The hacker posted a fake message indicating that the SEC had approved ETFs for Bitcoin. A move that the crypto industry has been eagerly waiting for.
The news temporarily threw the crypto sphere into an uproar. However, the Securities and Exchange Commission (SEC) has not approved any spot Bitcoin ETFs.
The X’s safety page added that the hack happened because the hacker gained control of the phone number related to the account.
With that information, the unidentified actor was able to access the official page of the US securities regulator.
The hack is commonly known as a SIM Swap—a form of identity theft where hackers take over a victim’s phone number. Thus allowing them to access bank, social media, and crypto accounts.
The attacker had to convince a third-party telecommunications provider to hand over control of the phone number of the SEC’s account.
In addition, the hacker must have known SEC’s correct email address used to sign into X account.
The attacker used the phone number to reset SEC’s password for its official X account, thereby gaining access.
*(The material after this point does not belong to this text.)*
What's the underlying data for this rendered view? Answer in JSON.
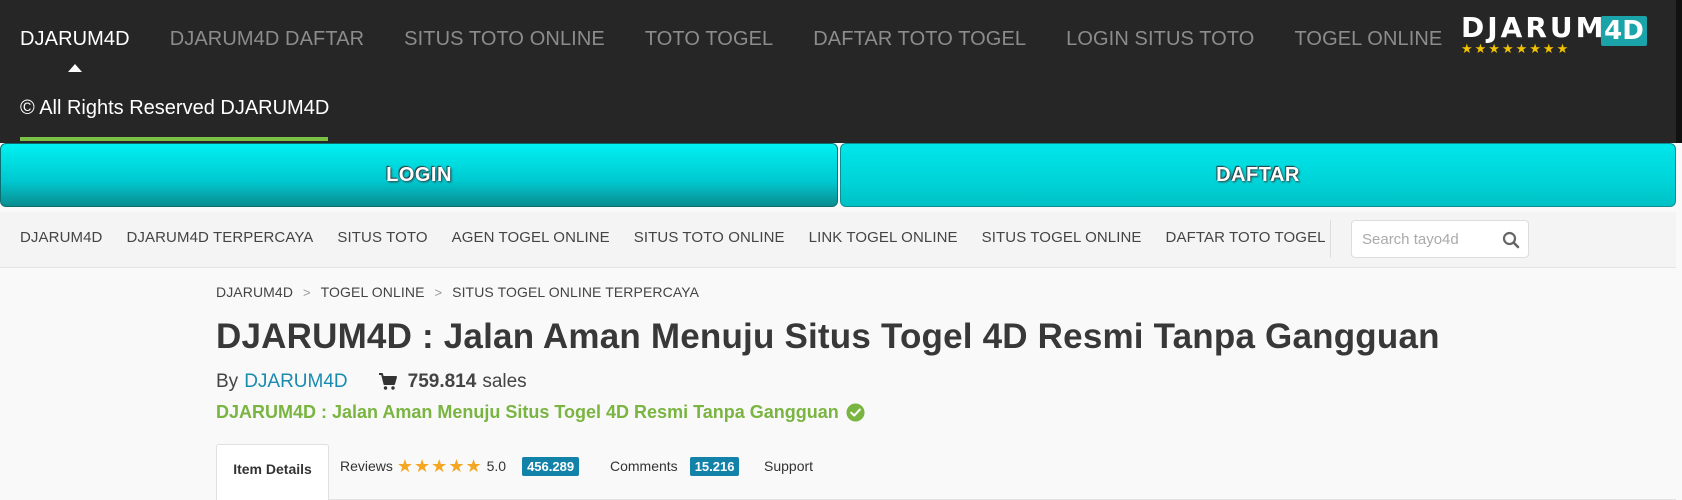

Senators Calls for Transparency on the Hacking
On January 9, 2024, US Senators Thom Tillis and J.D Vance wrote a letter to the SEC Chair. Scolding the agency for its lack of operational security.
The letter also asked the agency to explain why this incident happened in the next four days.
These developments raise serious concerns regarding the Commission’s internal Cybersecurity procedure and are antithetical to the Commission’s tripart mission to protect investors.Part of the letter stated.
The Tillis and Vance letter joins a list of growing calls for transparency. More Congress members are also demanding an official investigation into the hacking incident.
US Senator Bill Hagerty is calling for the SEC to be more accountable. He reiterated that the agency would have called for an investigation if this mishap happened in a public company.
In addition, Cynthia Lummis had some things to say on the matter. She demands transparency into the fake announcements.
Elon Musk, X’s owner, took the opportunity to refute claims that the SEC hack was due to an internal breach in X’s systems.
Fake Announcement Sent Bitcoin on a Wild Ride
The SEC hacking temporarily turned the Web3 community into a frenzy. This was after a post falsely claiming the SEC had approved Bitcoin ETFs, which the crypto sphere has been obsessed with.
It briefly made Bitcoin go wild, spiking to almost $48,000. But it quickly fell back below $46,000 when it became apparent that the news was fake.
The price dropped by $3.15% after the SEC deleted the fake post. Some analysts expected Bitcoin (BTC) to fall after ETF approval, after surging for various months on greenlight expectations.
Additionally, the SEC hacking throws cold water on conspiracy theories that had started spreading in the crypto sphere.
Many believed that the SEC orchestrated the hacking episode for nefarious reasons—delaying the approval.
Especially now that the window for Bitcoin ETF approval for several applications like Grayscale is officially open.
But it turns out the SEC is just as bad at cybersecurity as the rest of us.
Will the SEC delay Bitcoin ETF’s approval due to hacking?